After Utah State beat San Diego State in late February to improve to 23-6 and 13-3 in conference, I sent out a tweet asking if it was time to recognize the Aggies as having the best combined football and basketball teams in the state this year. One week later, the Aggies furthered the cause by beating national ranked Nevada.
Home 💙 pic.twitter.com/l3tBRWBNoW— Utah State Athletics (@USUAthletics) March 17, 2019
At the time, some fans of BYU and Utah vigorously voiced objections to the original tweet. After both programs lost their only games in their respective conference tournaments, the case for Utah State only grew stronger.
In Utah’s case, the only valid argument stems from the football team winning its division in the stronger Pac-12 for the first time and advancing to the conference title game. Boise State won its division in the easier Mountain West, beating Utah State in the final regular-season game.
Forget about any debate in basketball.

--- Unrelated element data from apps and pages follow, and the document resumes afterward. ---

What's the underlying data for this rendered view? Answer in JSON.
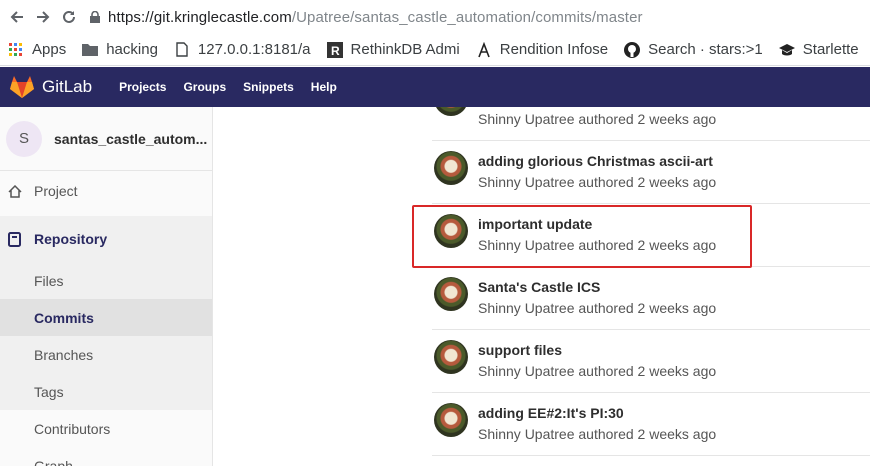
{
  "browser": {
    "url_host": "https://git.kringlecastle.com",
    "url_path": "/Upatree/santas_castle_automation/commits/master",
    "bookmarks": [
      {
        "label": "Apps",
        "icon": "apps-grid-icon"
      },
      {
        "label": "hacking",
        "icon": "folder-icon"
      },
      {
        "label": "127.0.0.1:8181/a",
        "icon": "page-icon"
      },
      {
        "label": "RethinkDB Admi",
        "icon": "rethinkdb-icon"
      },
      {
        "label": "Rendition Infose",
        "icon": "rendition-icon"
      },
      {
        "label": "Search · stars:>1",
        "icon": "github-icon"
      },
      {
        "label": "Starlette",
        "icon": "graduation-cap-icon"
      }
    ]
  },
  "header": {
    "brand": "GitLab",
    "nav": [
      "Projects",
      "Groups",
      "Snippets",
      "Help"
    ],
    "colors": {
      "bar": "#292961",
      "logo": "#e24329"
    }
  },
  "sidebar": {
    "project_initial": "S",
    "project_name": "santas_castle_autom...",
    "project_label": "Project",
    "repository_label": "Repository",
    "items": [
      "Files",
      "Commits",
      "Branches",
      "Tags",
      "Contributors"
    ],
    "active_item": "Commits",
    "graph_label": "Graph"
  },
  "commits": [
    {
      "title": "",
      "meta": "Shinny Upatree authored 2 weeks ago"
    },
    {
      "title": "adding glorious Christmas ascii-art",
      "meta": "Shinny Upatree authored 2 weeks ago"
    },
    {
      "title": "important update",
      "meta": "Shinny Upatree authored 2 weeks ago",
      "highlighted": true
    },
    {
      "title": "Santa's Castle ICS",
      "meta": "Shinny Upatree authored 2 weeks ago"
    },
    {
      "title": "support files",
      "meta": "Shinny Upatree authored 2 weeks ago"
    },
    {
      "title": "adding EE#2:It's PI:30",
      "meta": "Shinny Upatree authored 2 weeks ago"
    }
  ],
  "highlight_color": "#d92828"
}
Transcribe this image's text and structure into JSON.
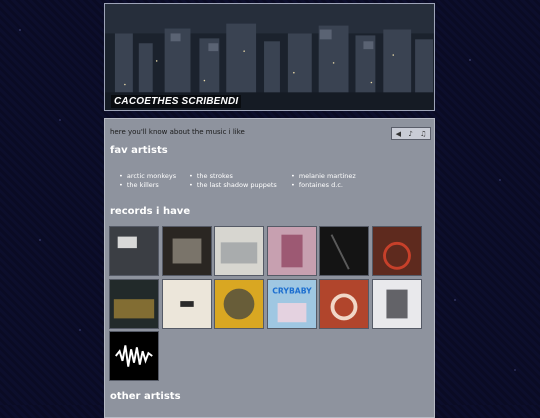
{
  "header": {
    "title": "CACOETHES SCRIBENDI"
  },
  "intro": "here you'll know about the music i like",
  "sections": {
    "fav_artists": "fav artists",
    "records": "records i have",
    "other_artists": "other artists"
  },
  "fav_artists": [
    "arctic monkeys",
    "the strokes",
    "melanie martinez",
    "the killers",
    "the last shadow puppets",
    "fontaines d.c."
  ],
  "albums": [
    {
      "icon": "album-cover-icon-1",
      "bg": "#3b3e44",
      "accent": "#d8d8d8",
      "text": ""
    },
    {
      "icon": "album-cover-icon-2",
      "bg": "#2a2622",
      "accent": "#c9c2b2",
      "text": ""
    },
    {
      "icon": "album-cover-icon-3",
      "bg": "#d7d6d0",
      "accent": "#8a9096",
      "text": ""
    },
    {
      "icon": "album-cover-icon-4",
      "bg": "#c7a0b0",
      "accent": "#8b3a5a",
      "text": ""
    },
    {
      "icon": "album-cover-icon-5",
      "bg": "#141414",
      "accent": "#5a5a5a",
      "text": ""
    },
    {
      "icon": "album-cover-icon-6",
      "bg": "#5e2a1e",
      "accent": "#c7402a",
      "text": ""
    },
    {
      "icon": "album-cover-icon-7",
      "bg": "#222a2a",
      "accent": "#d2a43a",
      "text": ""
    },
    {
      "icon": "album-cover-icon-8",
      "bg": "#ece6da",
      "accent": "#2a2a2a",
      "text": ""
    },
    {
      "icon": "album-cover-icon-9",
      "bg": "#d9a722",
      "accent": "#1d2c4a",
      "text": ""
    },
    {
      "icon": "album-cover-icon-10",
      "bg": "#9fc7e2",
      "accent": "#1d6fd0",
      "text": "CRYBABY"
    },
    {
      "icon": "album-cover-icon-11",
      "bg": "#b1452c",
      "accent": "#f1d7c7",
      "text": ""
    },
    {
      "icon": "album-cover-icon-12",
      "bg": "#e9e9ec",
      "accent": "#2a2a30",
      "text": ""
    },
    {
      "icon": "album-cover-icon-13",
      "bg": "#000000",
      "accent": "#ffffff",
      "text": ""
    }
  ]
}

Missing the NCAA Tournament for the third consecutive season, and not being good enough for even the NIT, Utah’s basketball program is trending in the wrong direction.
BYU has no room to talk in football, having lost to the Aggies by 25 points in Provo. Utah State now has a two-game winning streak against the Cougars.
The Cougars did beat Utah State by 15 points in basketball in December at home, but a one-game sample three months ago is not convincing enough. BYU, which has not made the NCAA Tournament in four years and also did not get an NIT berth, is following Utah by going in the wrong direction.
Keep in mind, the thesis here is based on one season only. The best combined programs, as opposed to teams, in the state continues to be up for debate.
But check back after future seasons. If Hartwell’s statement on the future proves correct, Utah State deserves serious consideration as the best the state has to offer when combining football and basketball.
"We've only just started," said Utah State basketball coach Craig Smith.